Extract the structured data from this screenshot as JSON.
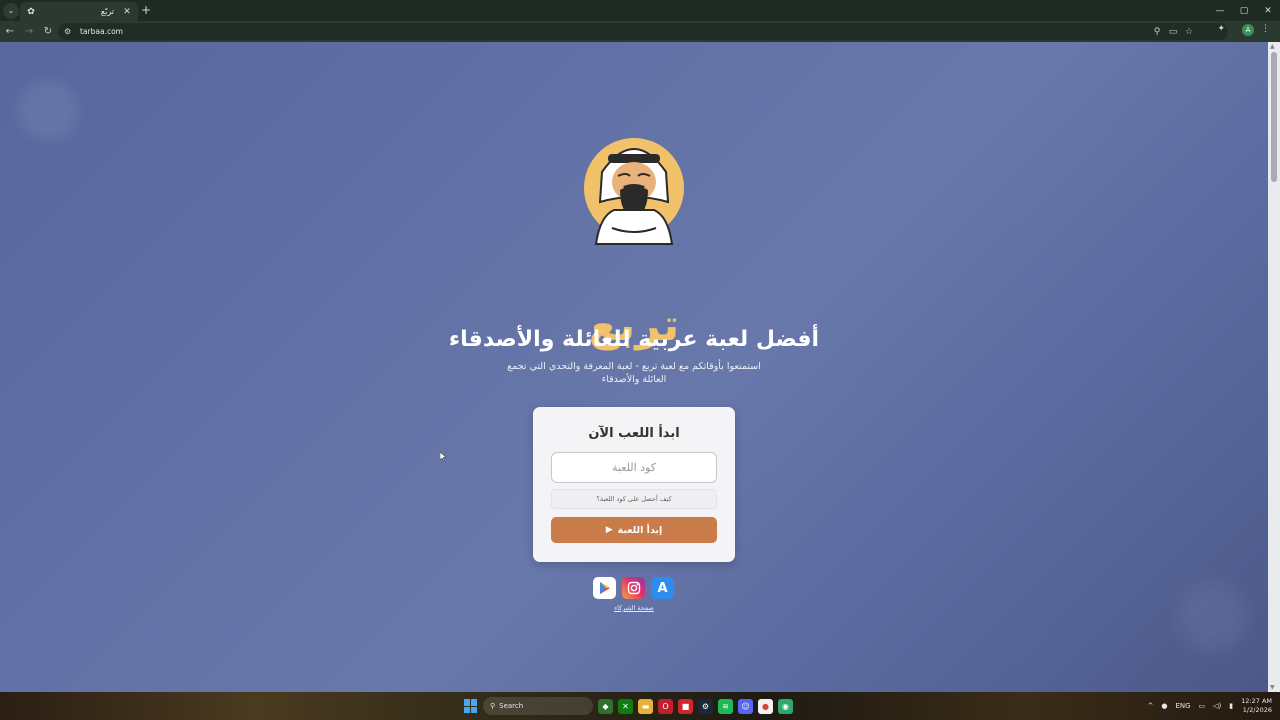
{
  "browser": {
    "tab_title": "تربّع",
    "url": "tarbaa.com",
    "new_tab_symbol": "+",
    "close_symbol": "✕",
    "icons": [
      "tab-search-icon",
      "site-favicon",
      "back-icon",
      "forward-icon",
      "reload-icon",
      "site-info-icon",
      "zoom-icon",
      "cast-icon",
      "bookmark-star-icon",
      "extensions-icon",
      "profile-icon",
      "menu-icon",
      "minimize-icon",
      "maximize-icon",
      "close-icon"
    ],
    "profile_initial": "A"
  },
  "page": {
    "brand": "تربع",
    "headline": "أفضل لعبة عربية للعائلة والأصدقاء",
    "subline": "استمتعوا بأوقاتكم مع لعبة تربع - لعبة المعرفة والتحدي التي تجمع العائلة والأصدقاء",
    "card": {
      "title": "ابدأ اللعب الآن",
      "code_placeholder": "كود اللعبة",
      "code_value": "",
      "help_link": "كيف أحصل على كود اللعبة؟",
      "start_button": "إبدأ اللعبة"
    },
    "stores": [
      "google-play-icon",
      "instagram-icon",
      "app-store-icon"
    ],
    "partners_link": "صفحة الشركاء",
    "colors": {
      "background": "#6272a6",
      "accent": "#c97b4a",
      "brand_gold": "#f2c26b",
      "card": "#f4f4f6"
    }
  },
  "taskbar": {
    "search_label": "Search",
    "language": "ENG",
    "time": "12:27 AM",
    "date": "1/2/2026"
  }
}
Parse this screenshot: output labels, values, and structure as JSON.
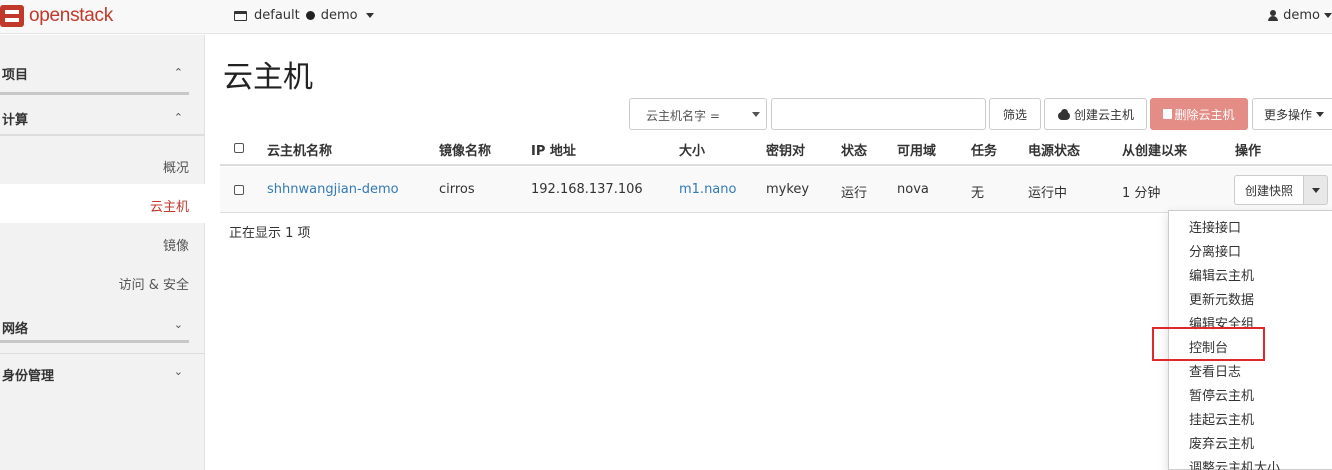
{
  "navbar": {
    "brand": "openstack",
    "domain": "default",
    "project": "demo",
    "user": "demo"
  },
  "sidebar": {
    "sections": [
      {
        "label": "项目"
      },
      {
        "label": "计算"
      },
      {
        "label": "网络"
      },
      {
        "label": "身份管理"
      }
    ],
    "compute_items": [
      {
        "label": "概况"
      },
      {
        "label": "云主机"
      },
      {
        "label": "镜像"
      },
      {
        "label": "访问 & 安全"
      }
    ]
  },
  "main": {
    "title": "云主机",
    "filter_select": "云主机名字 =",
    "filter_input_value": "",
    "buttons": {
      "filter": "筛选",
      "create": "创建云主机",
      "delete": "删除云主机",
      "more": "更多操作"
    },
    "table": {
      "headers": [
        "云主机名称",
        "镜像名称",
        "IP 地址",
        "大小",
        "密钥对",
        "状态",
        "可用域",
        "任务",
        "电源状态",
        "从创建以来",
        "操作"
      ],
      "rows": [
        {
          "name": "shhnwangjian-demo",
          "image": "cirros",
          "ip": "192.168.137.106",
          "size": "m1.nano",
          "keypair": "mykey",
          "status": "运行",
          "zone": "nova",
          "task": "无",
          "power": "运行中",
          "age": "1 分钟",
          "action": "创建快照"
        }
      ]
    },
    "count_text": "正在显示 1 项",
    "dropdown": [
      "连接接口",
      "分离接口",
      "编辑云主机",
      "更新元数据",
      "编辑安全组",
      "控制台",
      "查看日志",
      "暂停云主机",
      "挂起云主机",
      "废弃云主机",
      "调整云主机大小"
    ]
  },
  "colors": {
    "brand_red": "#c0392b",
    "link_blue": "#337ab7",
    "danger_button": "#e48c86",
    "highlight_box": "#e0282a"
  }
}
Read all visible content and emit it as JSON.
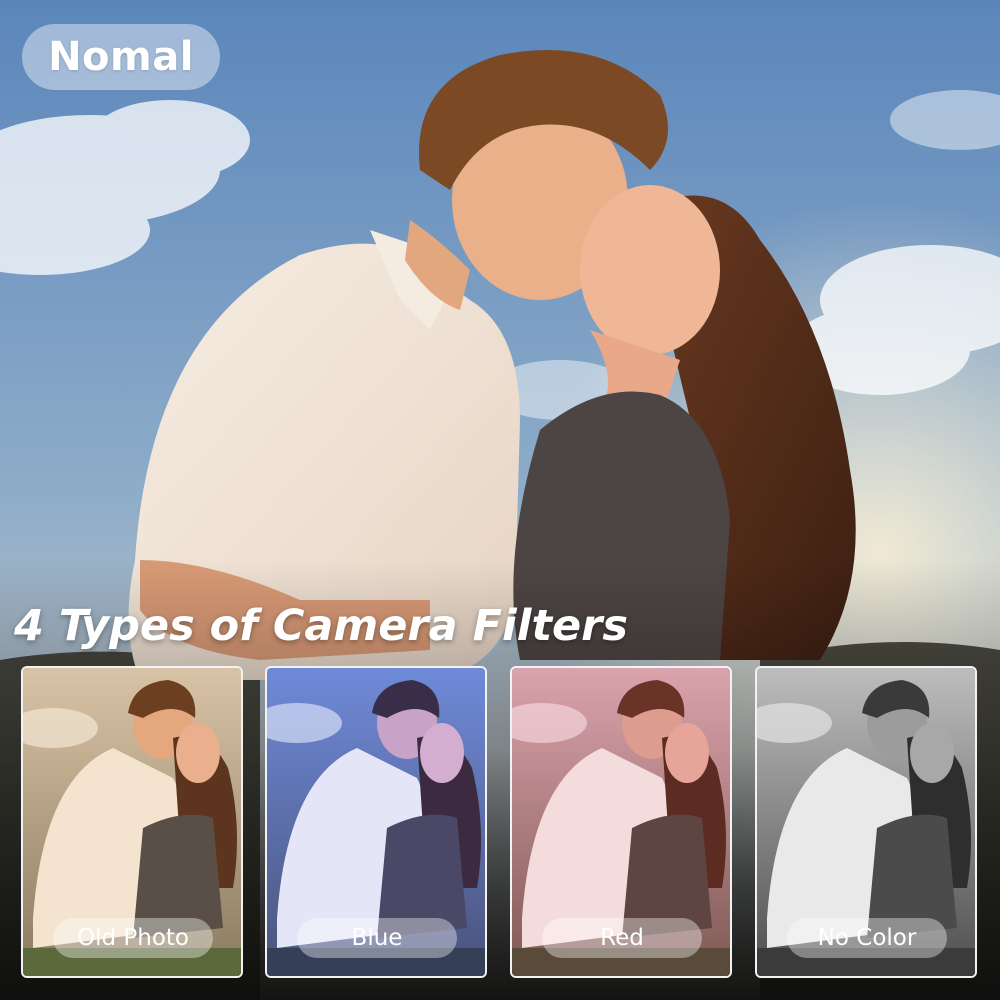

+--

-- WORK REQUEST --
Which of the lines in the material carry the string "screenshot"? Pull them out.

-- EXPECTED ANSWER --
Extract the structured data from this screenshot as JSON.
Parse this screenshot: output labels, values, and structure as JSON.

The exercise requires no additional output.